Although Switzerland as a whole is not a massive contributor to
the number of blockchain patents or cryptocurrencies mined on a worldwide
scale, a number of Swiss firms such as Agora have displayed a marked interest
in exploring the applications of blockchain technology.
The town of Zug, in particular, has declared itself the
“Silicon Valley” of blockchain technology, leveraging Swiss neutrality, an
established and private financial system and the regional culture of
individualism and local governance. Several noteworthy blockchain-related firms
have already established themselves
in Zug, including the foundation behind Ethereum.
The municipal government of Zug itself has tried to increase this
reputation as a friendly area for investors and enthusiasts of blockchain
technology, and Zug was the first city in
the world to accept cryptocurrency as a form of payment for government
services, in addition to installing a number of ATMs that would exchange
cryptocurrencies for fiat currencies.
Electoral Testing in Zug
Zug, Switzerland, is now seeking to further this reputation as a
blockchain-friendly area in a new display of this technology’s potential
applications. The town has announced that, between
June 25 and July 1, a live test of blockchain technology’s ability to organize
a small-scale election. The election will be based off of the Swiss eID system,
a blockchain-based platform that citizens can use to access several city
The election itself will only consist of questions gauging citizen
approval of various happenings within the town, including approval of a fireworks
display, the library system and the level of comfort with using this new voting
method. Nevertheless, the success of this test will provide the Swiss
government with information about how well a blockchain system can handle
elections, which will prove especially relevant given Switzerland’s stated goal of a
two-thirds majority of all cantons using online ballots by 2019.
The Future of Blockchain Ballots Worldwide
Using blockchain systems to tally electoral votes has caught the
interest of many enthusiasts and policymakers worldwide. Experts in the U.S.
have latched on to this
idea already, notably running a similar test with
blockchain-based primary elections in West Virginia. Advocates have claimed
that the impregnable security afforded by blockchains can allow ballots to maintain
integrity even over the internet, simultaneously reducing fraud and increasing
turnout by allowing voters to access ballots conveniently from work, home or
As further experiments like the one in Zug show more and more
results, interested parties should seize the chance to replicate the successes
of blockchain elections on larger and larger scales.
If the concept behind this sort of voting displays legitimate
successes in totally disparate regions, it should build credibility for a

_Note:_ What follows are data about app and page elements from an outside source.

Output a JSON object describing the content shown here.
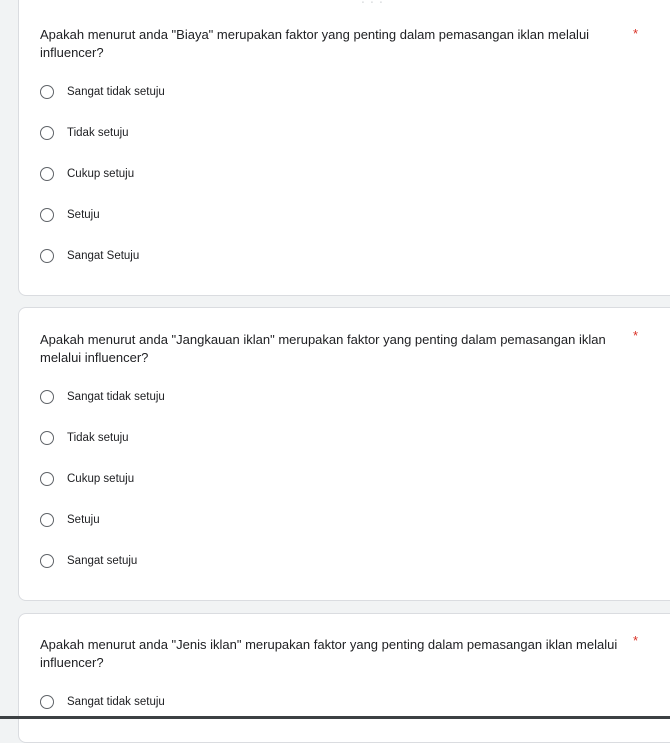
{
  "form": {
    "drag_handle_glyph": "⋮⋮⋮",
    "questions": [
      {
        "title": "Apakah menurut anda \"Biaya\" merupakan faktor yang penting dalam pemasangan iklan melalui influencer?",
        "required_mark": "*",
        "options": [
          "Sangat tidak setuju",
          "Tidak setuju",
          "Cukup setuju",
          "Setuju",
          "Sangat Setuju"
        ]
      },
      {
        "title": "Apakah menurut anda \"Jangkauan iklan\" merupakan faktor yang penting dalam  pemasangan iklan melalui influencer?",
        "required_mark": "*",
        "options": [
          "Sangat tidak setuju",
          "Tidak setuju",
          "Cukup setuju",
          "Setuju",
          "Sangat setuju"
        ]
      },
      {
        "title": "Apakah menurut anda \"Jenis iklan\" merupakan faktor yang penting dalam  pemasangan iklan melalui influencer?",
        "required_mark": "*",
        "options": [
          "Sangat tidak setuju"
        ]
      }
    ]
  },
  "colors": {
    "accent": "#673ab7",
    "required": "#d93025",
    "background": "#f1f3f4"
  }
}
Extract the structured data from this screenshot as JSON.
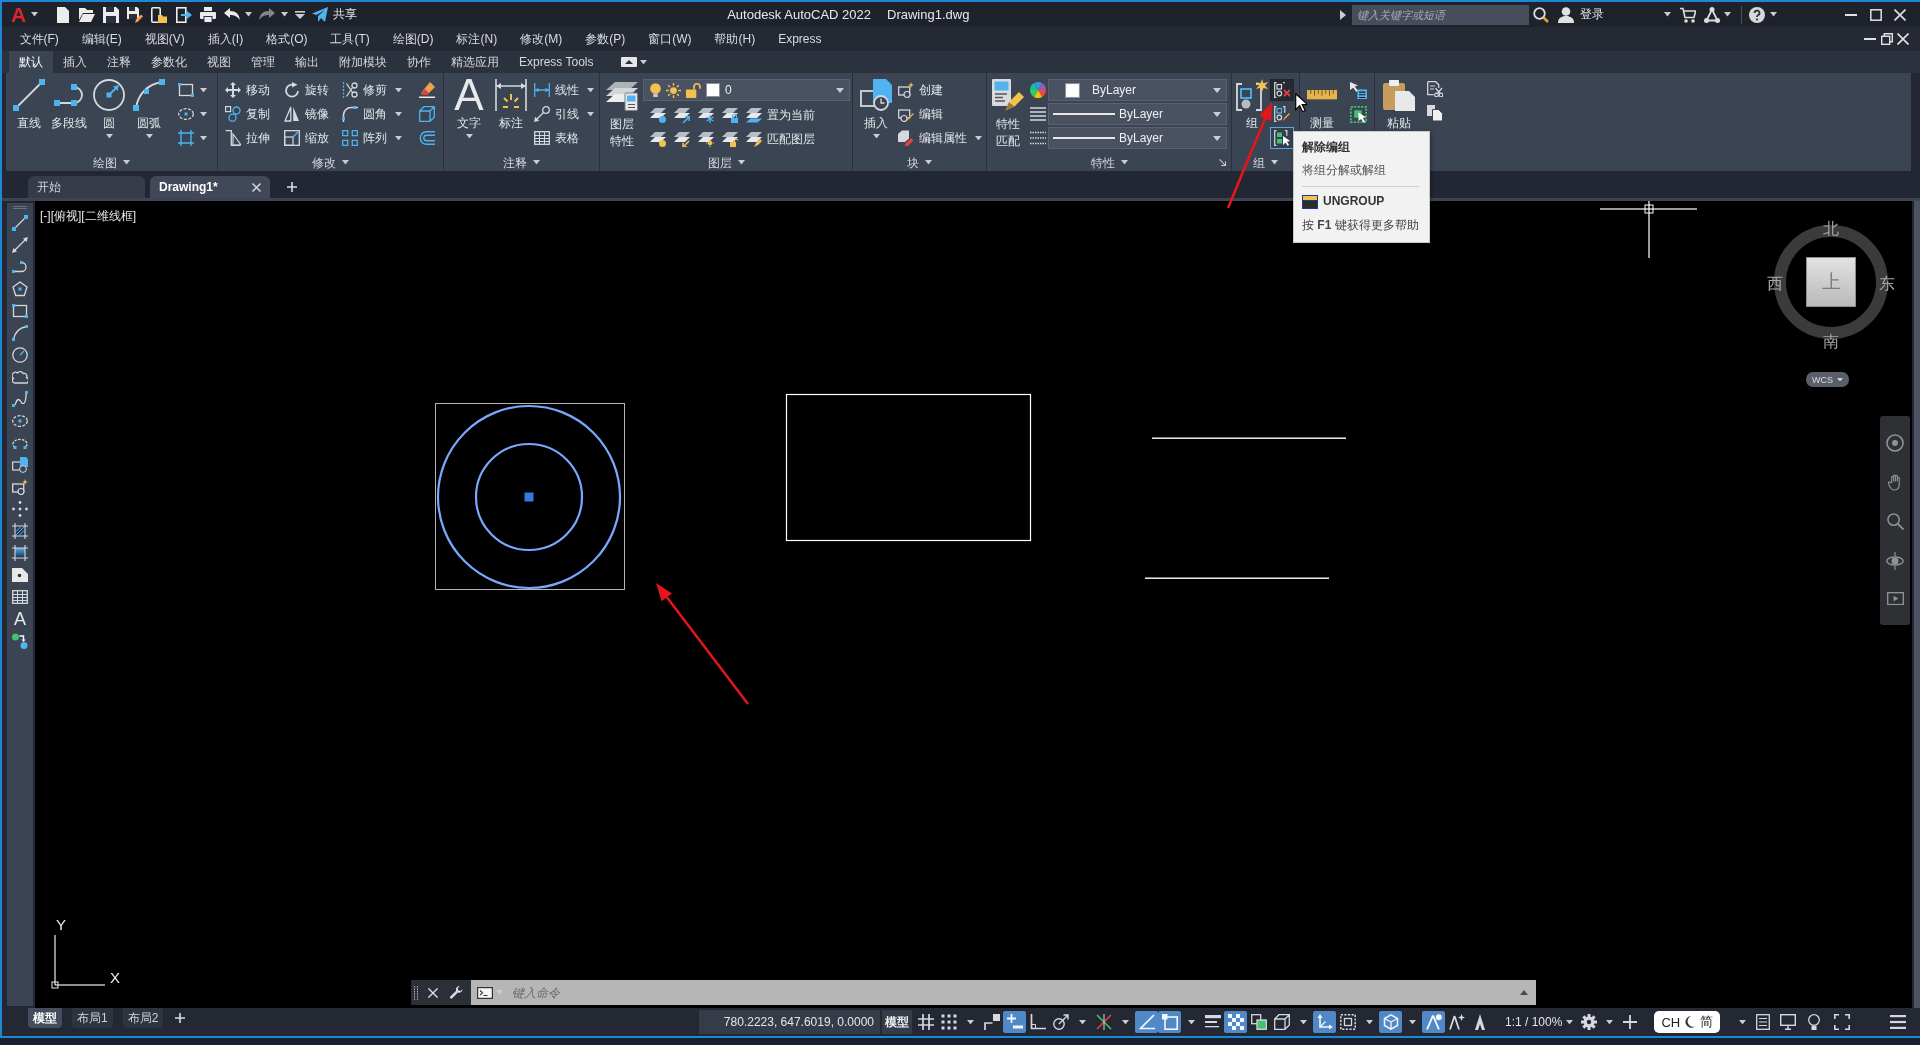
{
  "title_bar": {
    "logo": "A",
    "share_label": "共享",
    "app_title": "Autodesk AutoCAD 2022",
    "document_title": "Drawing1.dwg",
    "search": {
      "placeholder": "键入关键字或短语"
    },
    "sign_in": "登录"
  },
  "menu_bar": [
    "文件(F)",
    "编辑(E)",
    "视图(V)",
    "插入(I)",
    "格式(O)",
    "工具(T)",
    "绘图(D)",
    "标注(N)",
    "修改(M)",
    "参数(P)",
    "窗口(W)",
    "帮助(H)",
    "Express"
  ],
  "ribbon": {
    "tabs": [
      {
        "label": "默认",
        "selected": true
      },
      {
        "label": "插入",
        "selected": false
      },
      {
        "label": "注释",
        "selected": false
      },
      {
        "label": "参数化",
        "selected": false
      },
      {
        "label": "视图",
        "selected": false
      },
      {
        "label": "管理",
        "selected": false
      },
      {
        "label": "输出",
        "selected": false
      },
      {
        "label": "附加模块",
        "selected": false
      },
      {
        "label": "协作",
        "selected": false
      },
      {
        "label": "精选应用",
        "selected": false
      },
      {
        "label": "Express Tools",
        "selected": false
      }
    ],
    "draw": {
      "title": "绘图",
      "tools": [
        {
          "label": "直线",
          "dropdown": false
        },
        {
          "label": "多段线",
          "dropdown": false
        },
        {
          "label": "圆",
          "dropdown": true
        },
        {
          "label": "圆弧",
          "dropdown": true
        }
      ]
    },
    "modify": {
      "title": "修改",
      "tools": [
        {
          "label": "移动",
          "dropdown": false
        },
        {
          "label": "旋转",
          "dropdown": false
        },
        {
          "label": "修剪",
          "dropdown": true
        },
        {
          "label": "复制",
          "dropdown": false
        },
        {
          "label": "镜像",
          "dropdown": false
        },
        {
          "label": "圆角",
          "dropdown": true
        },
        {
          "label": "拉伸",
          "dropdown": false
        },
        {
          "label": "缩放",
          "dropdown": false
        },
        {
          "label": "阵列",
          "dropdown": true
        }
      ]
    },
    "annotation": {
      "title": "注释",
      "text_tool": {
        "glyph": "A",
        "label": "文字",
        "dropdown": true
      },
      "dimension_tool": {
        "label": "标注",
        "dropdown": false
      },
      "tools": [
        {
          "label": "线性",
          "dropdown": true
        },
        {
          "label": "引线",
          "dropdown": true
        },
        {
          "label": "表格",
          "dropdown": false
        }
      ]
    },
    "layers": {
      "title": "图层",
      "properties_tool": "图层特性",
      "current_layer": "0",
      "tools": [
        "置为当前",
        "匹配图层"
      ]
    },
    "block": {
      "title": "块",
      "insert_tool": {
        "label": "插入",
        "dropdown": true
      },
      "tools": [
        {
          "label": "创建",
          "dropdown": false
        },
        {
          "label": "编辑",
          "dropdown": false
        },
        {
          "label": "编辑属性",
          "dropdown": true
        }
      ]
    },
    "properties": {
      "title": "特性",
      "match_tool": "特性匹配",
      "object_color": "ByLayer",
      "linetype": "ByLayer",
      "lineweight": "ByLayer"
    },
    "groups": {
      "title": "组",
      "group_tool": "组",
      "tools": [
        {
          "hovered": true,
          "on": false
        },
        {
          "hovered": false,
          "on": false
        },
        {
          "hovered": false,
          "on": true
        }
      ]
    },
    "utilities": {
      "measure_tool": "测量"
    },
    "clipboard": {
      "paste_tool": "粘贴"
    }
  },
  "tooltip": {
    "title": "解除编组",
    "description": "将组分解或解组",
    "command": "UNGROUP",
    "help": "按 **F1** 键获得更多帮助"
  },
  "document_tabs": [
    {
      "label": "开始",
      "selected": false
    },
    {
      "label": "Drawing1*",
      "selected": true
    }
  ],
  "left_toolbar": {
    "text_tool": "A"
  },
  "viewport": {
    "controls": [
      "[-]",
      "[俯视]",
      "[二维线框]"
    ],
    "group_selected": true,
    "viewcube": {
      "north": "北",
      "south": "南",
      "west": "西",
      "east": "东",
      "face": "上",
      "coordinate_system": "WCS"
    },
    "ucs": {
      "x": "X",
      "y": "Y"
    }
  },
  "command_line": {
    "placeholder": "键入命令"
  },
  "status_bar": {
    "layout_tabs": [
      {
        "label": "模型",
        "selected": true
      },
      {
        "label": "布局1",
        "selected": false
      },
      {
        "label": "布局2",
        "selected": false
      }
    ],
    "coordinates": "780.2223, 647.6019, 0.0000",
    "space": "模型",
    "toggles": [
      {
        "on": false,
        "dropdown": false
      },
      {
        "on": false,
        "dropdown": true
      },
      {
        "on": false,
        "dropdown": false
      },
      {
        "on": true,
        "dropdown": false
      },
      {
        "on": false,
        "dropdown": false
      },
      {
        "on": false,
        "dropdown": true
      },
      {
        "on": false,
        "dropdown": true
      },
      {
        "on": true,
        "dropdown": false
      },
      {
        "on": true,
        "dropdown": true
      },
      {
        "on": false,
        "dropdown": false
      },
      {
        "on": true,
        "dropdown": false
      },
      {
        "on": false,
        "dropdown": false
      },
      {
        "on": false,
        "dropdown": true
      },
      {
        "on": true,
        "dropdown": false
      },
      {
        "on": false,
        "dropdown": true
      },
      {
        "on": true,
        "dropdown": true
      },
      {
        "on": true,
        "dropdown": false
      },
      {
        "on": false,
        "dropdown": false
      },
      {
        "on": false,
        "dropdown": false
      }
    ],
    "annotation_scale": "1:1 / 100%",
    "ime": {
      "language": "CH",
      "mode": "简"
    }
  }
}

massive overhaul of electoral systems. If specialist firms manage to establish
a niche for themselves in this field early enough, it could pay substantial
dividends as the election overhauls increase dramatically in scale.